■ **EXTRACTED ENTRIES**
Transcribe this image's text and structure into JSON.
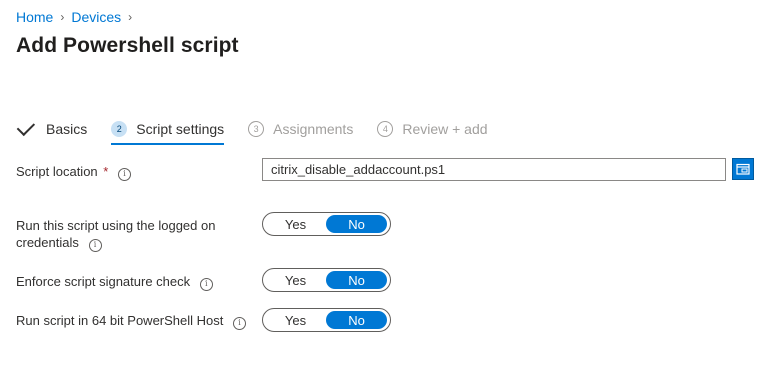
{
  "breadcrumb": {
    "home": "Home",
    "sep": "›",
    "devices": "Devices"
  },
  "page_title": "Add Powershell script",
  "steps": [
    {
      "number": "✓",
      "label": "Basics",
      "state": "done"
    },
    {
      "number": "2",
      "label": "Script settings",
      "state": "active"
    },
    {
      "number": "3",
      "label": "Assignments",
      "state": "pending"
    },
    {
      "number": "4",
      "label": "Review + add",
      "state": "pending"
    }
  ],
  "form": {
    "script_location": {
      "label": "Script location",
      "required_mark": "*",
      "value": "citrix_disable_addaccount.ps1"
    },
    "run_as_logged_on": {
      "label": "Run this script using the logged on credentials",
      "yes": "Yes",
      "no": "No",
      "selected": "No"
    },
    "signature_check": {
      "label": "Enforce script signature check",
      "yes": "Yes",
      "no": "No",
      "selected": "No"
    },
    "run_64bit": {
      "label": "Run script in 64 bit PowerShell Host",
      "yes": "Yes",
      "no": "No",
      "selected": "No"
    }
  },
  "info_glyph": "i",
  "colors": {
    "accent": "#0078d4",
    "required": "#a4262c",
    "disabled": "#a19f9d"
  }
}
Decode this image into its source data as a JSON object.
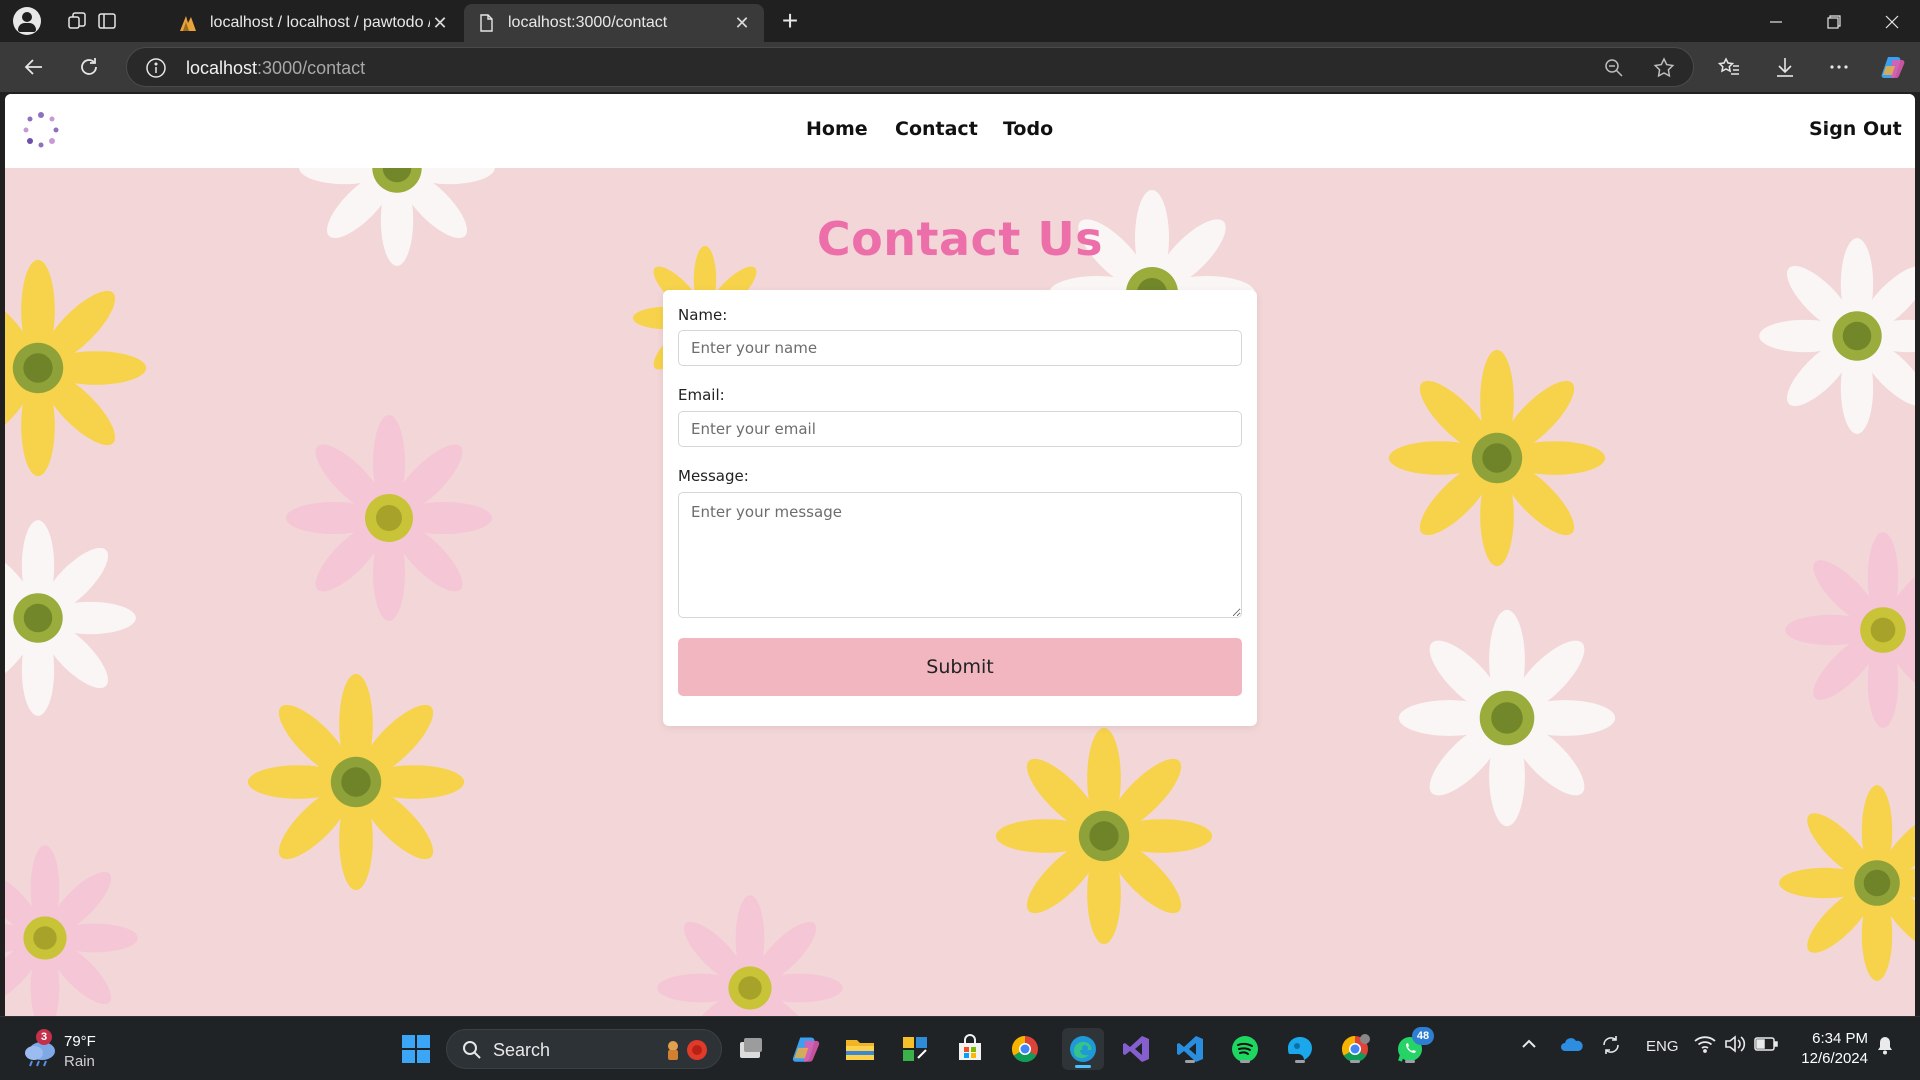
{
  "browser": {
    "tabs": [
      {
        "title": "localhost / localhost / pawtodo / ",
        "active": false
      },
      {
        "title": "localhost:3000/contact",
        "active": true
      }
    ],
    "url_host": "localhost",
    "url_path": ":3000/contact"
  },
  "site": {
    "nav": {
      "links": [
        "Home",
        "Contact",
        "Todo"
      ],
      "sign_out": "Sign Out"
    },
    "heading": "Contact Us",
    "form": {
      "name_label": "Name:",
      "name_placeholder": "Enter your name",
      "email_label": "Email:",
      "email_placeholder": "Enter your email",
      "message_label": "Message:",
      "message_placeholder": "Enter your message",
      "submit_label": "Submit"
    },
    "colors": {
      "heading": "#ec6fa9",
      "submit_bg": "#f1b6c0",
      "background": "#f3d6d8"
    }
  },
  "taskbar": {
    "weather": {
      "temp": "79°F",
      "condition": "Rain",
      "alert_count": "3"
    },
    "search_label": "Search",
    "tray": {
      "language": "ENG"
    },
    "clock": {
      "time": "6:34 PM",
      "date": "12/6/2024"
    },
    "whatsapp_badge": "48",
    "apps": [
      "start-icon",
      "search",
      "task-view-icon",
      "copilot-icon",
      "file-explorer-icon",
      "app-icon",
      "store-icon",
      "chrome-icon",
      "edge-icon",
      "visual-studio-icon",
      "vscode-icon",
      "spotify-icon",
      "app-icon",
      "chrome-icon",
      "whatsapp-icon"
    ]
  }
}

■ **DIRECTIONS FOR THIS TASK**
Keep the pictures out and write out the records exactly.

■ **ANSWER BOX**
Transcribe this image's text and structure into JSON.
{
  "breadcrumb": {
    "home": "Home",
    "sep": "›",
    "devices": "Devices"
  },
  "page_title": "Add Powershell script",
  "steps": [
    {
      "number": "✓",
      "label": "Basics",
      "state": "done"
    },
    {
      "number": "2",
      "label": "Script settings",
      "state": "active"
    },
    {
      "number": "3",
      "label": "Assignments",
      "state": "pending"
    },
    {
      "number": "4",
      "label": "Review + add",
      "state": "pending"
    }
  ],
  "form": {
    "script_location": {
      "label": "Script location",
      "required_mark": "*",
      "value": "citrix_disable_addaccount.ps1"
    },
    "run_as_logged_on": {
      "label": "Run this script using the logged on credentials",
      "yes": "Yes",
      "no": "No",
      "selected": "No"
    },
    "signature_check": {
      "label": "Enforce script signature check",
      "yes": "Yes",
      "no": "No",
      "selected": "No"
    },
    "run_64bit": {
      "label": "Run script in 64 bit PowerShell Host",
      "yes": "Yes",
      "no": "No",
      "selected": "No"
    }
  },
  "info_glyph": "i",
  "colors": {
    "accent": "#0078d4",
    "required": "#a4262c",
    "disabled": "#a19f9d"
  }
}
Decode this image into its source data as a JSON object.
{
  "browser": {
    "tabs": [
      {
        "title": "localhost / localhost / pawtodo / ",
        "active": false
      },
      {
        "title": "localhost:3000/contact",
        "active": true
      }
    ],
    "url_host": "localhost",
    "url_path": ":3000/contact"
  },
  "site": {
    "nav": {
      "links": [
        "Home",
        "Contact",
        "Todo"
      ],
      "sign_out": "Sign Out"
    },
    "heading": "Contact Us",
    "form": {
      "name_label": "Name:",
      "name_placeholder": "Enter your name",
      "email_label": "Email:",
      "email_placeholder": "Enter your email",
      "message_label": "Message:",
      "message_placeholder": "Enter your message",
      "submit_label": "Submit"
    },
    "colors": {
      "heading": "#ec6fa9",
      "submit_bg": "#f1b6c0",
      "background": "#f3d6d8"
    }
  },
  "taskbar": {
    "weather": {
      "temp": "79°F",
      "condition": "Rain",
      "alert_count": "3"
    },
    "search_label": "Search",
    "tray": {
      "language": "ENG"
    },
    "clock": {
      "time": "6:34 PM",
      "date": "12/6/2024"
    },
    "whatsapp_badge": "48",
    "apps": [
      "start-icon",
      "search",
      "task-view-icon",
      "copilot-icon",
      "file-explorer-icon",
      "app-icon",
      "store-icon",
      "chrome-icon",
      "edge-icon",
      "visual-studio-icon",
      "vscode-icon",
      "spotify-icon",
      "app-icon",
      "chrome-icon",
      "whatsapp-icon"
    ]
  }
}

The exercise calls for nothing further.